Segment Start: Provided entries
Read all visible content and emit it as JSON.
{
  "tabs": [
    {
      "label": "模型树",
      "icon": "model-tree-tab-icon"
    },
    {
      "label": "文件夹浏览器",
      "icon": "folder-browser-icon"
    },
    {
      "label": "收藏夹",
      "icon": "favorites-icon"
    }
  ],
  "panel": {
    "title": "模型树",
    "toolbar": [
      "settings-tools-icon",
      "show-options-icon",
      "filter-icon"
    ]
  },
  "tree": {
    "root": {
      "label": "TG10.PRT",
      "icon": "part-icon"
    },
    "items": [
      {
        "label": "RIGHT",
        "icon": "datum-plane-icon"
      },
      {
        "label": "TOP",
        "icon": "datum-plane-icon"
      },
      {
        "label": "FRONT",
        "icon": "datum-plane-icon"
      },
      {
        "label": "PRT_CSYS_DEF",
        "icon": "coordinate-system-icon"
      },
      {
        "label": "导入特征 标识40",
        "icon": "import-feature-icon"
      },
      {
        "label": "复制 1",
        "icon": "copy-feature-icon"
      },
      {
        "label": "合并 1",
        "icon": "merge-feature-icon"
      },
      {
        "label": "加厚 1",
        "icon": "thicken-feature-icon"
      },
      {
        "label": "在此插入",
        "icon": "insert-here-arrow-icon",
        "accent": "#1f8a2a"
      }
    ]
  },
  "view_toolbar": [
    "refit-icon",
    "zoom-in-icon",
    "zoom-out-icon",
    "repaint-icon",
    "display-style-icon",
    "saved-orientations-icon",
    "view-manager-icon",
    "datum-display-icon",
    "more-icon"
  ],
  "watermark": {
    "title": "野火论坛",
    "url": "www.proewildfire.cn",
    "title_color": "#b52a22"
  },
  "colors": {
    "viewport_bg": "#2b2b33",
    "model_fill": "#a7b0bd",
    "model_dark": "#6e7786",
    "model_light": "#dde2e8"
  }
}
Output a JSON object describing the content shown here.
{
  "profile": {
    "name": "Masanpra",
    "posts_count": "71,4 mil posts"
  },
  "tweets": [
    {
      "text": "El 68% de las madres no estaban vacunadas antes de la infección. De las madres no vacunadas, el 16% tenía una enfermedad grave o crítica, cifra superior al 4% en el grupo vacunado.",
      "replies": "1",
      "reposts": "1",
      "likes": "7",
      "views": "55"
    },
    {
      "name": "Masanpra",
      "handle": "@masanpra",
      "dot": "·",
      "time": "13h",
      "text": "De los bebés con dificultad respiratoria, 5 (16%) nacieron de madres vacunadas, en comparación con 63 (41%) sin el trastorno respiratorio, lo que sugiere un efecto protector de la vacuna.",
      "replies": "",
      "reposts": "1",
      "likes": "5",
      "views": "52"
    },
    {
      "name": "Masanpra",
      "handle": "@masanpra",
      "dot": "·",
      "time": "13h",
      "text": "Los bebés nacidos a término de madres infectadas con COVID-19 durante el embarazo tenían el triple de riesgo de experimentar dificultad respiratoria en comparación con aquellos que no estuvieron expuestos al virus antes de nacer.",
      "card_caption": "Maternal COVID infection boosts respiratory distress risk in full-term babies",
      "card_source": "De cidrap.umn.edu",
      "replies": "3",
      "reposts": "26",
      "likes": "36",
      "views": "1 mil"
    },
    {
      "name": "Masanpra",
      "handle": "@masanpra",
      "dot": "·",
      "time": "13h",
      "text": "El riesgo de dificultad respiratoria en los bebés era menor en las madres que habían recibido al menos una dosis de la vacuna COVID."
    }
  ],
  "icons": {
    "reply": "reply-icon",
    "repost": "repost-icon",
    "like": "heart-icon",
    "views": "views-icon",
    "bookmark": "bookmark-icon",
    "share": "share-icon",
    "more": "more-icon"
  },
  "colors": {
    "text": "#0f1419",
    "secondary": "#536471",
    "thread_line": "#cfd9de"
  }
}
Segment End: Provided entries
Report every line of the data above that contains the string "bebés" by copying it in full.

- Output of the exercise -
      "text": "De los bebés con dificultad respiratoria, 5 (16%) nacieron de madres vacunadas, en comparación con 63 (41%) sin el trastorno respiratorio, lo que sugiere un efecto protector de la vacuna.",
      "text": "Los bebés nacidos a término de madres infectadas con COVID-19 durante el embarazo tenían el triple de riesgo de experimentar dificultad respiratoria en comparación con aquellos que no estuvieron expuestos al virus antes de nacer.",
      "text": "El riesgo de dificultad respiratoria en los bebés era menor en las madres que habían recibido al menos una dosis de la vacuna COVID."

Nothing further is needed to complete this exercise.